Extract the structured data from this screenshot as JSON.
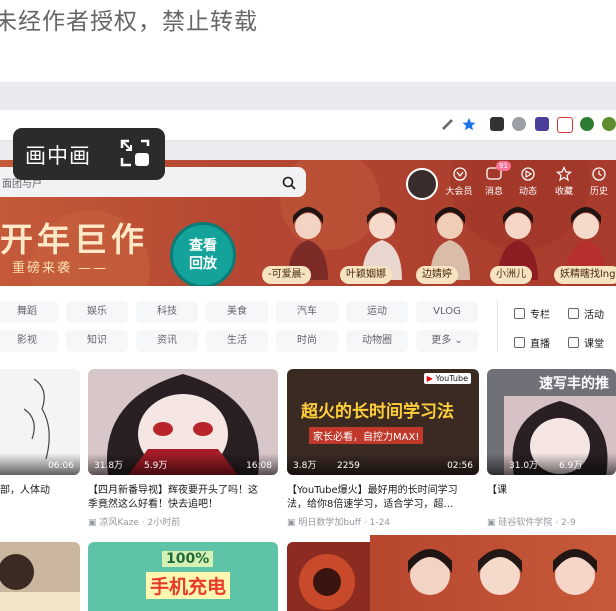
{
  "watermark": "未经作者授权，禁止转载",
  "pip": {
    "label": "画中画"
  },
  "header": {
    "search_placeholder": "面团与户",
    "nav": [
      {
        "label": "大会员",
        "icon": "vip-icon"
      },
      {
        "label": "消息",
        "icon": "message-icon",
        "badge": "91"
      },
      {
        "label": "动态",
        "icon": "dynamic-icon"
      },
      {
        "label": "收藏",
        "icon": "favorite-icon"
      },
      {
        "label": "历史",
        "icon": "history-icon"
      }
    ]
  },
  "banner": {
    "headline": "开年巨作",
    "subline": "重磅来袭 ——",
    "cta_line1": "查看",
    "cta_line2": "回放",
    "characters": [
      "-可爱晨-",
      "叶颖姻娜",
      "边婧婷",
      "小洲儿",
      "妖精瞎找lng"
    ]
  },
  "categories": {
    "row1": [
      "舞蹈",
      "娱乐",
      "科技",
      "美食",
      "汽车",
      "运动",
      "VLOG"
    ],
    "row2": [
      "影视",
      "知识",
      "资讯",
      "生活",
      "时尚",
      "动物圈",
      "更多"
    ],
    "side": [
      {
        "label": "专栏"
      },
      {
        "label": "活动"
      },
      {
        "label": "直播"
      },
      {
        "label": "课堂"
      }
    ]
  },
  "videos": [
    {
      "title_l1": "部，人体动",
      "title_l2": "",
      "duration": "06:06",
      "views": "",
      "likes": "",
      "author": "",
      "time": ""
    },
    {
      "title_l1": "【四月新番导视】辉夜要开头了吗！这",
      "title_l2": "季竟然这么好看！快去追吧！",
      "duration": "16:08",
      "views": "31.8万",
      "likes": "5.9万",
      "author": "凉风Kaze",
      "time": "2小时前"
    },
    {
      "title_l1": "【YouTube爆火】最好用的长时间学习",
      "title_l2": "法，给你8倍速学习，适合学习，超…",
      "duration": "02:56",
      "views": "3.8万",
      "likes": "2259",
      "author": "明日数学加buff",
      "time": "1-24"
    },
    {
      "title_l1": "【课",
      "title_l2": "",
      "duration": "",
      "views": "31.0万",
      "likes": "6.9万",
      "author": "硅谷软件学院",
      "time": "2-9"
    }
  ],
  "thumb_text": {
    "youtube_headline": "超火的长时间学习法",
    "youtube_sub": "家长必看，自控力MAX!",
    "charge_pct": "100%",
    "charge_label": "手机充电",
    "right_partial": "速写丰的推"
  },
  "colors": {
    "brand_pink": "#fb7299",
    "banner_red": "#b54632",
    "cta_teal": "#14a39a"
  }
}
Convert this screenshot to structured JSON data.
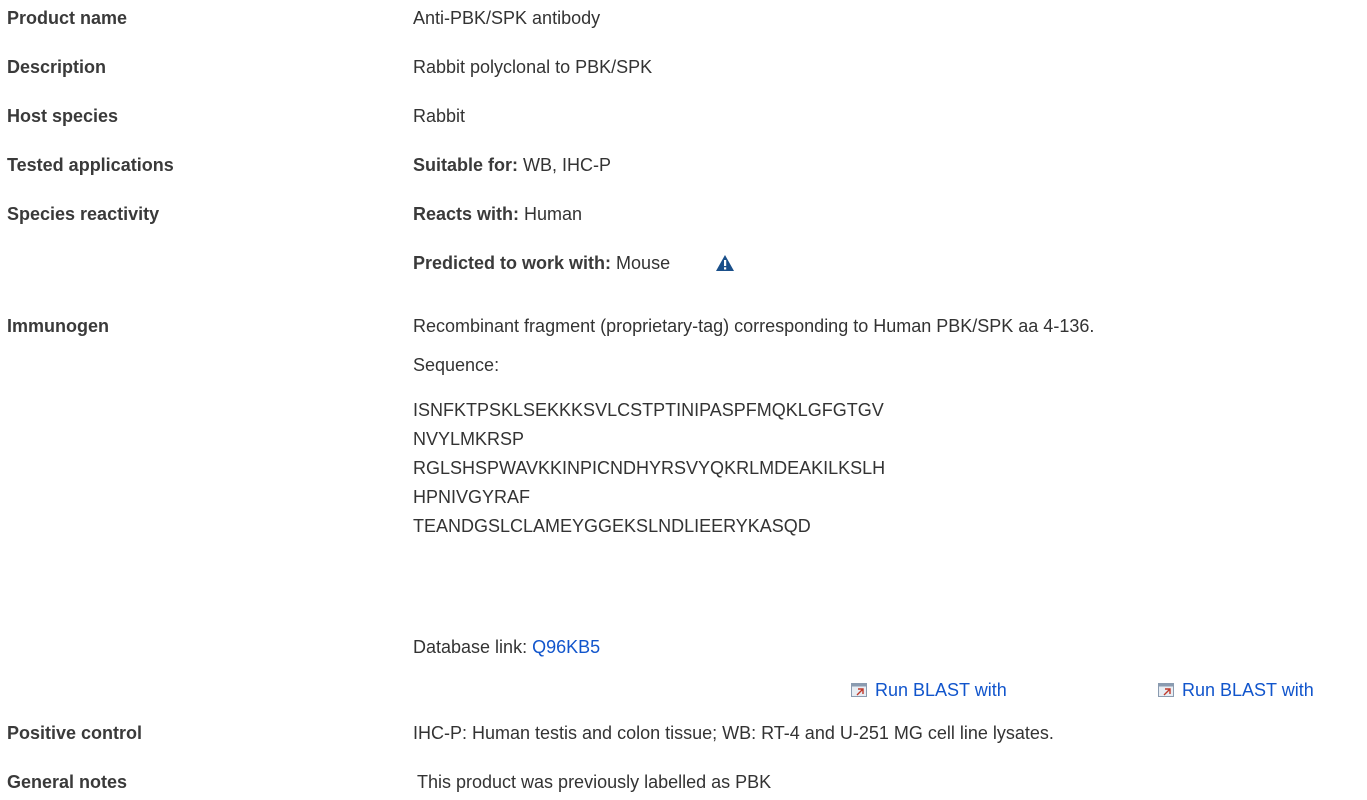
{
  "rows": {
    "product_name": {
      "label": "Product name",
      "value": "Anti-PBK/SPK antibody"
    },
    "description": {
      "label": "Description",
      "value": "Rabbit polyclonal to PBK/SPK"
    },
    "host_species": {
      "label": "Host species",
      "value": "Rabbit"
    },
    "tested_applications": {
      "label": "Tested applications",
      "prefix": "Suitable for:",
      "value": "WB, IHC-P"
    },
    "species_reactivity": {
      "label": "Species reactivity",
      "reacts_prefix": "Reacts with:",
      "reacts_value": "Human",
      "predicted_prefix": "Predicted to work with:",
      "predicted_value": "Mouse",
      "warning_icon": "warning-triangle-icon"
    },
    "immunogen": {
      "label": "Immunogen",
      "value": "Recombinant fragment (proprietary-tag) corresponding to Human PBK/SPK aa 4-136.",
      "sequence_label": "Sequence:",
      "sequence_lines": [
        "ISNFKTPSKLSEKKKSVLCSTPTINIPASPFMQKLGFGTGV",
        "NVYLMKRSP",
        "RGLSHSPWAVKKINPICNDHYRSVYQKRLMDEAKILKSLH",
        "HPNIVGYRAF",
        "TEANDGSLCLAMEYGGEKSLNDLIEERYKASQD"
      ],
      "database_prefix": "Database link:",
      "database_link": "Q96KB5",
      "blast_links": [
        "Run BLAST with",
        "Run BLAST with"
      ],
      "blast_icon": "external-window-icon"
    },
    "positive_control": {
      "label": "Positive control",
      "value": "IHC-P: Human testis and colon tissue; WB: RT-4 and U-251 MG cell line lysates."
    },
    "general_notes": {
      "label": "General notes",
      "value": "This product was previously labelled as PBK"
    }
  },
  "colors": {
    "link": "#1155cc",
    "warning": "#1a4f8a",
    "text": "#333333"
  }
}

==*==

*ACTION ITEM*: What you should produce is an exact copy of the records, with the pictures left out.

*REPLY TO THE EXERCISE*:
Extract the structured data from this screenshot as JSON.
{
  "watermark": "未经作者授权，禁止转载",
  "pip": {
    "label": "画中画"
  },
  "header": {
    "search_placeholder": "面团与户",
    "nav": [
      {
        "label": "大会员",
        "icon": "vip-icon"
      },
      {
        "label": "消息",
        "icon": "message-icon",
        "badge": "91"
      },
      {
        "label": "动态",
        "icon": "dynamic-icon"
      },
      {
        "label": "收藏",
        "icon": "favorite-icon"
      },
      {
        "label": "历史",
        "icon": "history-icon"
      }
    ]
  },
  "banner": {
    "headline": "开年巨作",
    "subline": "重磅来袭 ——",
    "cta_line1": "查看",
    "cta_line2": "回放",
    "characters": [
      "-可爱晨-",
      "叶颖姻娜",
      "边婧婷",
      "小洲儿",
      "妖精瞎找lng"
    ]
  },
  "categories": {
    "row1": [
      "舞蹈",
      "娱乐",
      "科技",
      "美食",
      "汽车",
      "运动",
      "VLOG"
    ],
    "row2": [
      "影视",
      "知识",
      "资讯",
      "生活",
      "时尚",
      "动物圈",
      "更多"
    ],
    "side": [
      {
        "label": "专栏"
      },
      {
        "label": "活动"
      },
      {
        "label": "直播"
      },
      {
        "label": "课堂"
      }
    ]
  },
  "videos": [
    {
      "title_l1": "部，人体动",
      "title_l2": "",
      "duration": "06:06",
      "views": "",
      "likes": "",
      "author": "",
      "time": ""
    },
    {
      "title_l1": "【四月新番导视】辉夜要开头了吗！这",
      "title_l2": "季竟然这么好看！快去追吧！",
      "duration": "16:08",
      "views": "31.8万",
      "likes": "5.9万",
      "author": "凉风Kaze",
      "time": "2小时前"
    },
    {
      "title_l1": "【YouTube爆火】最好用的长时间学习",
      "title_l2": "法，给你8倍速学习，适合学习，超…",
      "duration": "02:56",
      "views": "3.8万",
      "likes": "2259",
      "author": "明日数学加buff",
      "time": "1-24"
    },
    {
      "title_l1": "【课",
      "title_l2": "",
      "duration": "",
      "views": "31.0万",
      "likes": "6.9万",
      "author": "硅谷软件学院",
      "time": "2-9"
    }
  ],
  "thumb_text": {
    "youtube_headline": "超火的长时间学习法",
    "youtube_sub": "家长必看，自控力MAX!",
    "charge_pct": "100%",
    "charge_label": "手机充电",
    "right_partial": "速写丰的推"
  },
  "colors": {
    "brand_pink": "#fb7299",
    "banner_red": "#b54632",
    "cta_teal": "#14a39a"
  }
}
Convert this screenshot to structured JSON data.
{
  "rows": {
    "product_name": {
      "label": "Product name",
      "value": "Anti-PBK/SPK antibody"
    },
    "description": {
      "label": "Description",
      "value": "Rabbit polyclonal to PBK/SPK"
    },
    "host_species": {
      "label": "Host species",
      "value": "Rabbit"
    },
    "tested_applications": {
      "label": "Tested applications",
      "prefix": "Suitable for:",
      "value": "WB, IHC-P"
    },
    "species_reactivity": {
      "label": "Species reactivity",
      "reacts_prefix": "Reacts with:",
      "reacts_value": "Human",
      "predicted_prefix": "Predicted to work with:",
      "predicted_value": "Mouse",
      "warning_icon": "warning-triangle-icon"
    },
    "immunogen": {
      "label": "Immunogen",
      "value": "Recombinant fragment (proprietary-tag) corresponding to Human PBK/SPK aa 4-136.",
      "sequence_label": "Sequence:",
      "sequence_lines": [
        "ISNFKTPSKLSEKKKSVLCSTPTINIPASPFMQKLGFGTGV",
        "NVYLMKRSP",
        "RGLSHSPWAVKKINPICNDHYRSVYQKRLMDEAKILKSLH",
        "HPNIVGYRAF",
        "TEANDGSLCLAMEYGGEKSLNDLIEERYKASQD"
      ],
      "database_prefix": "Database link:",
      "database_link": "Q96KB5",
      "blast_links": [
        "Run BLAST with",
        "Run BLAST with"
      ],
      "blast_icon": "external-window-icon"
    },
    "positive_control": {
      "label": "Positive control",
      "value": "IHC-P: Human testis and colon tissue; WB: RT-4 and U-251 MG cell line lysates."
    },
    "general_notes": {
      "label": "General notes",
      "value": "This product was previously labelled as PBK"
    }
  },
  "colors": {
    "link": "#1155cc",
    "warning": "#1a4f8a",
    "text": "#333333"
  }
}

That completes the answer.